by Katherine Calhoun Cutshall (North Carolina Room, Pack Memorial Library)
George Avery was enslaved in Asheville from the time of his birth until he fled Buncombe County with Union General George Stoneman and his troops in April 1865 and enlisted in the Union Army at Greenville, Tennessee. At the time, George was a 19 year old blacksmith who followed his master, William McDowell, to the front to serve as his hand servant. Some oral traditions suggest McDowell encouraged George to follow Stoneman, understanding that the Confederacy was bound to lose, so that his trusted slave would receive a pension after the war.
George enlisted with the 40th United States Colored Infantry Regiment, a group of African American Soldiers comprised of men from most of the Southern states, but primarily North Carolina, Tennessee, Georgia, and Alabama. Their primary role found them working to guard and repair railroad lines destroyed by the war and moving goods to assist Federal Troops that finally had a stronghold in East Tennessee.
After the end of the Civil War, Avery returned to Asheville. McDowell eventually sold Avery a small portion of his estate, and named him caretaker of the South Asheville Cemetery.
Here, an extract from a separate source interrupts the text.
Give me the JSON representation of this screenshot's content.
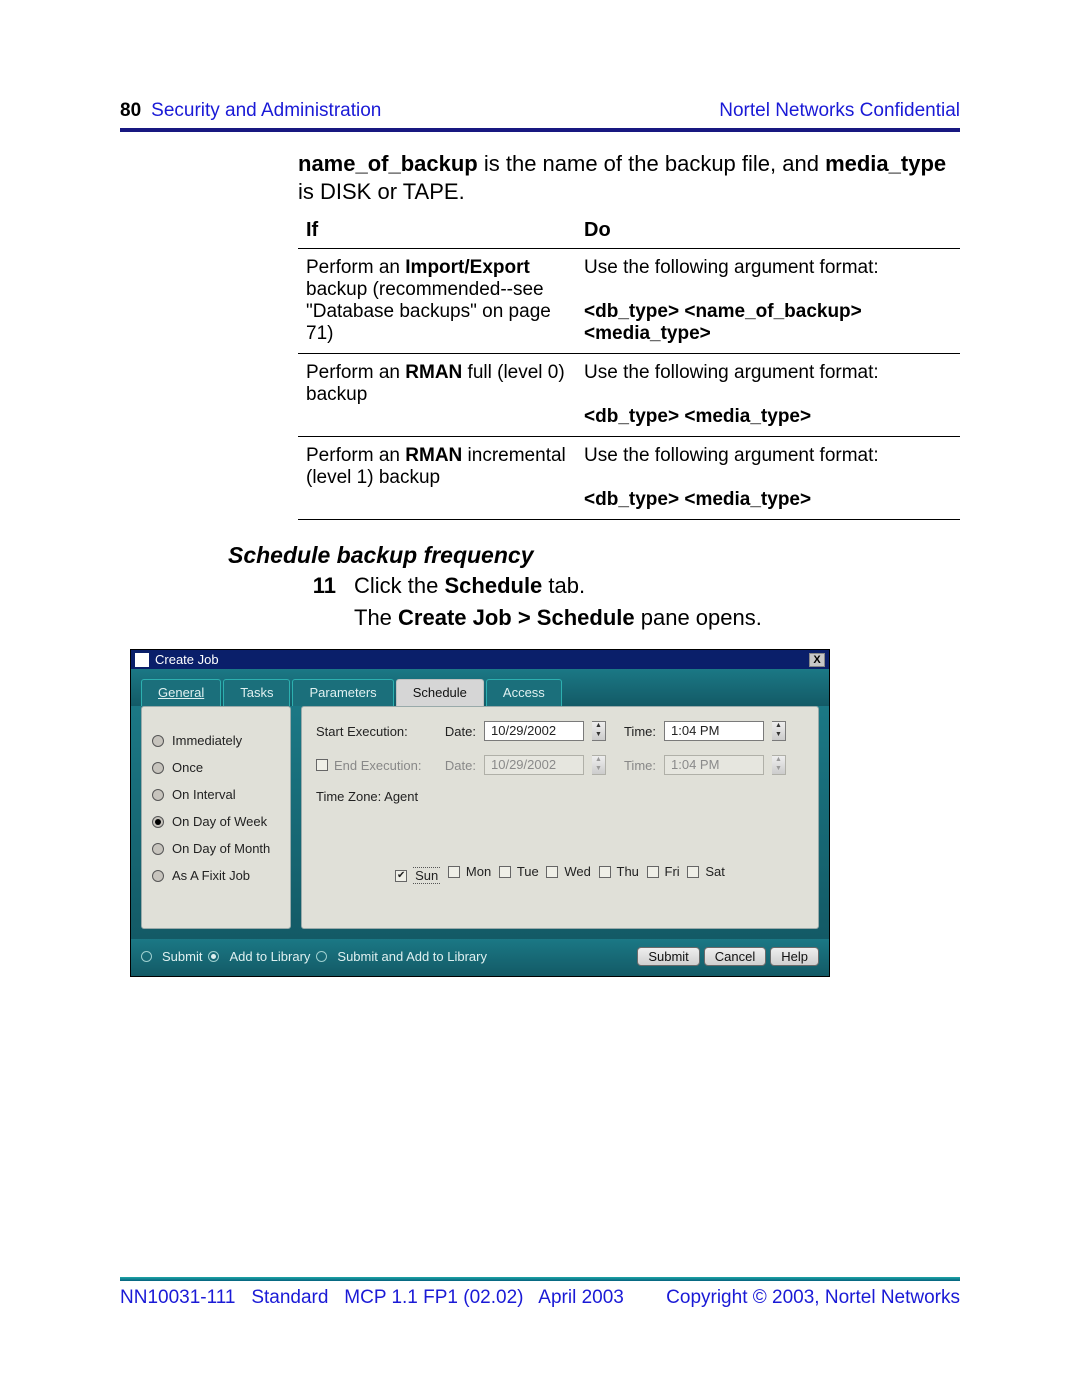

Avery became involved with a number of social and political groups in the African American community, including the Freemasons, the Temperance Union, and the Young Men’s Institute.
A number of other men from Buncombe County served in the 40th USCT and returned to Asheville to live and work. Other men who joined the 40th deserted the unit within just a few days, using the military as a gateway to total freedom. Muster rolls indicate this was a common practice.
These soldiers lives after the war were similar to Avery’s. Some, like Julius Ragswell and Squire Washington returned to work for their former masters, while maintaining involvement in the up and coming political and social circles for African Americans during reconstruction and the turn of the century.
For the majority of his life after the war, he was the primary caretaker for the only public cemetery for African Americans in Asheville. There was no plan or map of the cemetery; Avery committed the locations of the graves (often unmarked by a headstone) to his memory. Today, the cemetery is the property of St. John “A” Baptist Church and is maintained by the church and the South Asheville Cemetery Association. George Avery died at the age of 96.
Courtesy of Katherine Calhoun Cutshall who works in the North Carolina Room at Pack Memorial Library